Exercise prompt
Word for word, restate the records that come after this.

** Records provided follows **

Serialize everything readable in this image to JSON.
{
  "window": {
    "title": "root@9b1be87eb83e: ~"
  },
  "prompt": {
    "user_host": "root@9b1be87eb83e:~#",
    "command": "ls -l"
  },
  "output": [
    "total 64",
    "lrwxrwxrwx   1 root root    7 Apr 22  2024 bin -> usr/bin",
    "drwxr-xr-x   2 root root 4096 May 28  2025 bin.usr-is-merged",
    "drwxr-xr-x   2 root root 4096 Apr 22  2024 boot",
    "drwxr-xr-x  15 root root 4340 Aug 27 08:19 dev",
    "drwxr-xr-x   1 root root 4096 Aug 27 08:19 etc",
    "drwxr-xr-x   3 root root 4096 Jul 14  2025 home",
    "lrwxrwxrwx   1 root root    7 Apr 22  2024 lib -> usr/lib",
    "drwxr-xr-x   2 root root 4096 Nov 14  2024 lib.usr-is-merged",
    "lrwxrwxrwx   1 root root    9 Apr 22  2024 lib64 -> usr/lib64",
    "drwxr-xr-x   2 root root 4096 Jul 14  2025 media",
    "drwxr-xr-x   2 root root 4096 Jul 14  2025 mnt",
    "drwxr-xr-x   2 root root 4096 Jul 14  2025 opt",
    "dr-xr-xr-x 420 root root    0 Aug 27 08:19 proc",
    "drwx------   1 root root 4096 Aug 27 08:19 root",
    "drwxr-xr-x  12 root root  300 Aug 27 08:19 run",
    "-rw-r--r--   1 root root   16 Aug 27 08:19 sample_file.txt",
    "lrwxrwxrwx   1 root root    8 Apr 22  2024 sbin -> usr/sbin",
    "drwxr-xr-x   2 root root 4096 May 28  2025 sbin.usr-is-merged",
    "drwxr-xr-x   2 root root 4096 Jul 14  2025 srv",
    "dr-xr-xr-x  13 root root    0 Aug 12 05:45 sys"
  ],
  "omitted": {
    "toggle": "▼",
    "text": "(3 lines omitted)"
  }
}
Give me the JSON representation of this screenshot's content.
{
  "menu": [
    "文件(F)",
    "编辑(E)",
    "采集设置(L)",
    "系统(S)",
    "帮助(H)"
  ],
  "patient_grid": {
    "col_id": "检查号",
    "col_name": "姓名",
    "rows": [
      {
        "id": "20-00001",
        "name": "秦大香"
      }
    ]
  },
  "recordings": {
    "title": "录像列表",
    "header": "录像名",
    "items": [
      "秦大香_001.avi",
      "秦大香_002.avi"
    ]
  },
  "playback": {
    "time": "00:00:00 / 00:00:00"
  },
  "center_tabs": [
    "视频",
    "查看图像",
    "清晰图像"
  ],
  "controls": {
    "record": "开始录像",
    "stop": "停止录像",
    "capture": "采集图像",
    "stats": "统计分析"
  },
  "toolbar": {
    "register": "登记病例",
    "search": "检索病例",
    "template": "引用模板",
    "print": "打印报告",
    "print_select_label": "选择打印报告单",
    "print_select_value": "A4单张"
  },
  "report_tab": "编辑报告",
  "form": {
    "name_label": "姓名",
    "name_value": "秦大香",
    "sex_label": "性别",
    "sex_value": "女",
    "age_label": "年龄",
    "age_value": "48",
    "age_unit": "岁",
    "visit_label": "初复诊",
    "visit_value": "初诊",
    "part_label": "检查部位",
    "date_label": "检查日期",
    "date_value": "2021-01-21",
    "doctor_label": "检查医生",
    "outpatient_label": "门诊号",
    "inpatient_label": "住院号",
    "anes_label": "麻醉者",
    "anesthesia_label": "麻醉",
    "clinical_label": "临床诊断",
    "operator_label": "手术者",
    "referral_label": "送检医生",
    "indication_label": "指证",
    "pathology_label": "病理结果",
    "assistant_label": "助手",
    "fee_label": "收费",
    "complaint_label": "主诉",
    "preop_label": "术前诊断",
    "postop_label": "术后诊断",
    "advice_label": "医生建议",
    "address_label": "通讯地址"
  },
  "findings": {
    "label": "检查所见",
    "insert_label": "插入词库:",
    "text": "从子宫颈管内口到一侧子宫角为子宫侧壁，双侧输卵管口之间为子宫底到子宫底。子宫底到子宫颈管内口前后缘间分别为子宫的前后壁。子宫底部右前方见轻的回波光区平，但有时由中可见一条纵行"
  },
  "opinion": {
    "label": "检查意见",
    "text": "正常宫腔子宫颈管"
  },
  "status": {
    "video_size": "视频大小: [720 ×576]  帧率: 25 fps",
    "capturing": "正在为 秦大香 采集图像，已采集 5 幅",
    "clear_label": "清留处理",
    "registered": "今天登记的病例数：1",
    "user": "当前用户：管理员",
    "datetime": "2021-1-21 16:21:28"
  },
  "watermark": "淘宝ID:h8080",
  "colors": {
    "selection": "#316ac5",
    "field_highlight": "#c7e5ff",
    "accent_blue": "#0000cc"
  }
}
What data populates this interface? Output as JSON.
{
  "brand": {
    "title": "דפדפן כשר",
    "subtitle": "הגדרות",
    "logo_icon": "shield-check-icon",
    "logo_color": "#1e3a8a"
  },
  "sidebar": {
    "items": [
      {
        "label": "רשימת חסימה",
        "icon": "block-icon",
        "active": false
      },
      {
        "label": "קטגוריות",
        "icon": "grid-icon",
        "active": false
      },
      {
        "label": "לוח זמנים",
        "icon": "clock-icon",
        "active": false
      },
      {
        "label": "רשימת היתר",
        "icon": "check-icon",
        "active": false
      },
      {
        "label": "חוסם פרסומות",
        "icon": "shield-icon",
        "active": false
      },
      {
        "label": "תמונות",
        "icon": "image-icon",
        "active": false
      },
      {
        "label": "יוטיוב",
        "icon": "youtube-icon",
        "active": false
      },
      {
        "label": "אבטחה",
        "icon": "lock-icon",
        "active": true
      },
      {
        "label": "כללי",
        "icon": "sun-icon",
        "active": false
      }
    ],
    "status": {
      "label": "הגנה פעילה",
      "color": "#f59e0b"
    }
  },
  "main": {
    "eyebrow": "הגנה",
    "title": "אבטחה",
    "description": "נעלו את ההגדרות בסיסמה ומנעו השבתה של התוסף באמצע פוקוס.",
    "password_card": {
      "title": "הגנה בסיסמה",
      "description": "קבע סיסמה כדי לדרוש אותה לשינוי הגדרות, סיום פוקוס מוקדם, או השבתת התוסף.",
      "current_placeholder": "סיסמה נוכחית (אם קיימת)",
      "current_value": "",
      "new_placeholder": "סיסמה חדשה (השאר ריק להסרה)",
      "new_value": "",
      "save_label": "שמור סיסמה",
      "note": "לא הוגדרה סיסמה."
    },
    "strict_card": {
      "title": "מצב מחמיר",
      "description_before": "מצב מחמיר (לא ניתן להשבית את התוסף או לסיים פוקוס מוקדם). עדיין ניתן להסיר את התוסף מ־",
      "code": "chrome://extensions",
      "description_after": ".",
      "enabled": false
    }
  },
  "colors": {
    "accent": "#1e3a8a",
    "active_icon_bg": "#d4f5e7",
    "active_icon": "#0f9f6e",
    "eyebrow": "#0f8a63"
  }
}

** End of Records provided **

Solved exercise
Serialize everything readable in this image to JSON.
{
  "window": {
    "title": "root@9b1be87eb83e: ~"
  },
  "prompt": {
    "user_host": "root@9b1be87eb83e:~#",
    "command": "ls -l"
  },
  "output": [
    "total 64",
    "lrwxrwxrwx   1 root root    7 Apr 22  2024 bin -> usr/bin",
    "drwxr-xr-x   2 root root 4096 May 28  2025 bin.usr-is-merged",
    "drwxr-xr-x   2 root root 4096 Apr 22  2024 boot",
    "drwxr-xr-x  15 root root 4340 Aug 27 08:19 dev",
    "drwxr-xr-x   1 root root 4096 Aug 27 08:19 etc",
    "drwxr-xr-x   3 root root 4096 Jul 14  2025 home",
    "lrwxrwxrwx   1 root root    7 Apr 22  2024 lib -> usr/lib",
    "drwxr-xr-x   2 root root 4096 Nov 14  2024 lib.usr-is-merged",
    "lrwxrwxrwx   1 root root    9 Apr 22  2024 lib64 -> usr/lib64",
    "drwxr-xr-x   2 root root 4096 Jul 14  2025 media",
    "drwxr-xr-x   2 root root 4096 Jul 14  2025 mnt",
    "drwxr-xr-x   2 root root 4096 Jul 14  2025 opt",
    "dr-xr-xr-x 420 root root    0 Aug 27 08:19 proc",
    "drwx------   1 root root 4096 Aug 27 08:19 root",
    "drwxr-xr-x  12 root root  300 Aug 27 08:19 run",
    "-rw-r--r--   1 root root   16 Aug 27 08:19 sample_file.txt",
    "lrwxrwxrwx   1 root root    8 Apr 22  2024 sbin -> usr/sbin",
    "drwxr-xr-x   2 root root 4096 May 28  2025 sbin.usr-is-merged",
    "drwxr-xr-x   2 root root 4096 Jul 14  2025 srv",
    "dr-xr-xr-x  13 root root    0 Aug 12 05:45 sys"
  ],
  "omitted": {
    "toggle": "▼",
    "text": "(3 lines omitted)"
  }
}
Give me the JSON representation of this screenshot's content.
{
  "menu": [
    "文件(F)",
    "编辑(E)",
    "采集设置(L)",
    "系统(S)",
    "帮助(H)"
  ],
  "patient_grid": {
    "col_id": "检查号",
    "col_name": "姓名",
    "rows": [
      {
        "id": "20-00001",
        "name": "秦大香"
      }
    ]
  },
  "recordings": {
    "title": "录像列表",
    "header": "录像名",
    "items": [
      "秦大香_001.avi",
      "秦大香_002.avi"
    ]
  },
  "playback": {
    "time": "00:00:00 / 00:00:00"
  },
  "center_tabs": [
    "视频",
    "查看图像",
    "清晰图像"
  ],
  "controls": {
    "record": "开始录像",
    "stop": "停止录像",
    "capture": "采集图像",
    "stats": "统计分析"
  },
  "toolbar": {
    "register": "登记病例",
    "search": "检索病例",
    "template": "引用模板",
    "print": "打印报告",
    "print_select_label": "选择打印报告单",
    "print_select_value": "A4单张"
  },
  "report_tab": "编辑报告",
  "form": {
    "name_label": "姓名",
    "name_value": "秦大香",
    "sex_label": "性别",
    "sex_value": "女",
    "age_label": "年龄",
    "age_value": "48",
    "age_unit": "岁",
    "visit_label": "初复诊",
    "visit_value": "初诊",
    "part_label": "检查部位",
    "date_label": "检查日期",
    "date_value": "2021-01-21",
    "doctor_label": "检查医生",
    "outpatient_label": "门诊号",
    "inpatient_label": "住院号",
    "anes_label": "麻醉者",
    "anesthesia_label": "麻醉",
    "clinical_label": "临床诊断",
    "operator_label": "手术者",
    "referral_label": "送检医生",
    "indication_label": "指证",
    "pathology_label": "病理结果",
    "assistant_label": "助手",
    "fee_label": "收费",
    "complaint_label": "主诉",
    "preop_label": "术前诊断",
    "postop_label": "术后诊断",
    "advice_label": "医生建议",
    "address_label": "通讯地址"
  },
  "findings": {
    "label": "检查所见",
    "insert_label": "插入词库:",
    "text": "从子宫颈管内口到一侧子宫角为子宫侧壁，双侧输卵管口之间为子宫底到子宫底。子宫底到子宫颈管内口前后缘间分别为子宫的前后壁。子宫底部右前方见轻的回波光区平，但有时由中可见一条纵行"
  },
  "opinion": {
    "label": "检查意见",
    "text": "正常宫腔子宫颈管"
  },
  "status": {
    "video_size": "视频大小: [720 ×576]  帧率: 25 fps",
    "capturing": "正在为 秦大香 采集图像，已采集 5 幅",
    "clear_label": "清留处理",
    "registered": "今天登记的病例数：1",
    "user": "当前用户：管理员",
    "datetime": "2021-1-21 16:21:28"
  },
  "watermark": "淘宝ID:h8080",
  "colors": {
    "selection": "#316ac5",
    "field_highlight": "#c7e5ff",
    "accent_blue": "#0000cc"
  }
}
What data populates this interface? Output as JSON.
{
  "brand": {
    "title": "דפדפן כשר",
    "subtitle": "הגדרות",
    "logo_icon": "shield-check-icon",
    "logo_color": "#1e3a8a"
  },
  "sidebar": {
    "items": [
      {
        "label": "רשימת חסימה",
        "icon": "block-icon",
        "active": false
      },
      {
        "label": "קטגוריות",
        "icon": "grid-icon",
        "active": false
      },
      {
        "label": "לוח זמנים",
        "icon": "clock-icon",
        "active": false
      },
      {
        "label": "רשימת היתר",
        "icon": "check-icon",
        "active": false
      },
      {
        "label": "חוסם פרסומות",
        "icon": "shield-icon",
        "active": false
      },
      {
        "label": "תמונות",
        "icon": "image-icon",
        "active": false
      },
      {
        "label": "יוטיוב",
        "icon": "youtube-icon",
        "active": false
      },
      {
        "label": "אבטחה",
        "icon": "lock-icon",
        "active": true
      },
      {
        "label": "כללי",
        "icon": "sun-icon",
        "active": false
      }
    ],
    "status": {
      "label": "הגנה פעילה",
      "color": "#f59e0b"
    }
  },
  "main": {
    "eyebrow": "הגנה",
    "title": "אבטחה",
    "description": "נעלו את ההגדרות בסיסמה ומנעו השבתה של התוסף באמצע פוקוס.",
    "password_card": {
      "title": "הגנה בסיסמה",
      "description": "קבע סיסמה כדי לדרוש אותה לשינוי הגדרות, סיום פוקוס מוקדם, או השבתת התוסף.",
      "current_placeholder": "סיסמה נוכחית (אם קיימת)",
      "current_value": "",
      "new_placeholder": "סיסמה חדשה (השאר ריק להסרה)",
      "new_value": "",
      "save_label": "שמור סיסמה",
      "note": "לא הוגדרה סיסמה."
    },
    "strict_card": {
      "title": "מצב מחמיר",
      "description_before": "מצב מחמיר (לא ניתן להשבית את התוסף או לסיים פוקוס מוקדם). עדיין ניתן להסיר את התוסף מ־",
      "code": "chrome://extensions",
      "description_after": ".",
      "enabled": false
    }
  },
  "colors": {
    "accent": "#1e3a8a",
    "active_icon_bg": "#d4f5e7",
    "active_icon": "#0f9f6e",
    "eyebrow": "#0f8a63"
  }
}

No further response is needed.